Count the lines in the records beneath this task that contain the string "content", then give the count by itself.

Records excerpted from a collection
[Start of Attachment]

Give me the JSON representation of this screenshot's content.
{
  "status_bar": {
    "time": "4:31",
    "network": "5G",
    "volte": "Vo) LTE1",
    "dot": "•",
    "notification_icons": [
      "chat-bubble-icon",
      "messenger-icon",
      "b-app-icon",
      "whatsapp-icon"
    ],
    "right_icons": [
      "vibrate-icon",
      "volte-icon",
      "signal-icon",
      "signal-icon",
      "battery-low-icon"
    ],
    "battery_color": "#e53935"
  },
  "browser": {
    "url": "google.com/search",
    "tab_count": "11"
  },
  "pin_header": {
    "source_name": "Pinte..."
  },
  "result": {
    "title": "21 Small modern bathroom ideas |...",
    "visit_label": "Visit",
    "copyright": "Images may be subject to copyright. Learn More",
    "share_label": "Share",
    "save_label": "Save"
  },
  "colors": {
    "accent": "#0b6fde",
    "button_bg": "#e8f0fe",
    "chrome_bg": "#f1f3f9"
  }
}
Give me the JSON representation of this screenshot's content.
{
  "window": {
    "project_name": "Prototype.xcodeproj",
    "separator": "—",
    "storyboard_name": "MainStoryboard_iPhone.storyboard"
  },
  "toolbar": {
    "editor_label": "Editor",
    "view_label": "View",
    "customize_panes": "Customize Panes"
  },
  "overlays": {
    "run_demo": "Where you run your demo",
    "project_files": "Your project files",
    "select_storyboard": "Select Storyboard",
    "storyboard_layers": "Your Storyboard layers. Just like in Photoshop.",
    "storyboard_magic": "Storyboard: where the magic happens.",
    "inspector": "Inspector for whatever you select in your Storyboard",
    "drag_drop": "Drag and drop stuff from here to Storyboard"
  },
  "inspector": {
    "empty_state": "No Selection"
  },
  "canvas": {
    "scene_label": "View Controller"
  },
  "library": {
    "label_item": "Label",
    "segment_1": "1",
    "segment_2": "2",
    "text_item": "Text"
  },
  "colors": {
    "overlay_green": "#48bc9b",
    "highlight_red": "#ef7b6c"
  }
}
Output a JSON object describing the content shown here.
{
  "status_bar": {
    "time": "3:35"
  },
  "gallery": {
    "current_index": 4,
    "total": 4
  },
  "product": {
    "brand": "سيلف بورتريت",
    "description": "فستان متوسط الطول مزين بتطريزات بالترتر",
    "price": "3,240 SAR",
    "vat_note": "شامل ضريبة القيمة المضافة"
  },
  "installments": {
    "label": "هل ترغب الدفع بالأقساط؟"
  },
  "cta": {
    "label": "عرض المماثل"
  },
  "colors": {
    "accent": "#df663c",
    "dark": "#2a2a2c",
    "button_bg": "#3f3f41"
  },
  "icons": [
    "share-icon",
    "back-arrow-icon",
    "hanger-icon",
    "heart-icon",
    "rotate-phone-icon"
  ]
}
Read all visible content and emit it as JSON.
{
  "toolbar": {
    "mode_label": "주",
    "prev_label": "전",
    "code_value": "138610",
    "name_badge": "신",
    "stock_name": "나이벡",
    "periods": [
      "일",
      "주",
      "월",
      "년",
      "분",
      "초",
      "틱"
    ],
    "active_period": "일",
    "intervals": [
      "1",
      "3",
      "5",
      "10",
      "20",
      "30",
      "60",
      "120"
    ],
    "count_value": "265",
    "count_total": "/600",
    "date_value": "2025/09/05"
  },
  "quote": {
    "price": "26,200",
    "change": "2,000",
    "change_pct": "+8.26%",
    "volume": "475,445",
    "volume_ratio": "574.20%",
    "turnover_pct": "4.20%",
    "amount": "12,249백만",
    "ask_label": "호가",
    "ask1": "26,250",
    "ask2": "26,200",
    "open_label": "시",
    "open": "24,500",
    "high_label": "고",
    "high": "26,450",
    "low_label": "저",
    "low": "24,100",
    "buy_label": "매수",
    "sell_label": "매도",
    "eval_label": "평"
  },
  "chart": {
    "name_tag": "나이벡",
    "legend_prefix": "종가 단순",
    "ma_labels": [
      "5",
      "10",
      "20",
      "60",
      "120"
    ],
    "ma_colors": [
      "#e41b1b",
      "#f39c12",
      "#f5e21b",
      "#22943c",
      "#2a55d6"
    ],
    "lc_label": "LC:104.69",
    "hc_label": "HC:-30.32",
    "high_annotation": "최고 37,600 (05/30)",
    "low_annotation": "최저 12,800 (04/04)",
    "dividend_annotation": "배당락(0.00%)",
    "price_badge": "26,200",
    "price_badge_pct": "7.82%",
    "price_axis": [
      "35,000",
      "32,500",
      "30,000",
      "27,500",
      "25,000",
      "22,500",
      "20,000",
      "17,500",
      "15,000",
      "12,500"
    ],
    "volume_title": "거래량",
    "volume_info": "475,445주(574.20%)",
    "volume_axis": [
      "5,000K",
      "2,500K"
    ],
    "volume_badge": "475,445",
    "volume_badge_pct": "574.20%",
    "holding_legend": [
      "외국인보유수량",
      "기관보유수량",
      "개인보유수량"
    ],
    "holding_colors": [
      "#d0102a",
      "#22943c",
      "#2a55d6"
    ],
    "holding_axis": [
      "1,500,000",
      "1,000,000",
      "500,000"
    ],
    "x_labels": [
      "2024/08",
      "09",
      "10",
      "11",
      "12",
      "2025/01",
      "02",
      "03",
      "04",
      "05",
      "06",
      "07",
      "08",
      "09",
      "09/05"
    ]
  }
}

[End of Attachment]

Your solution
4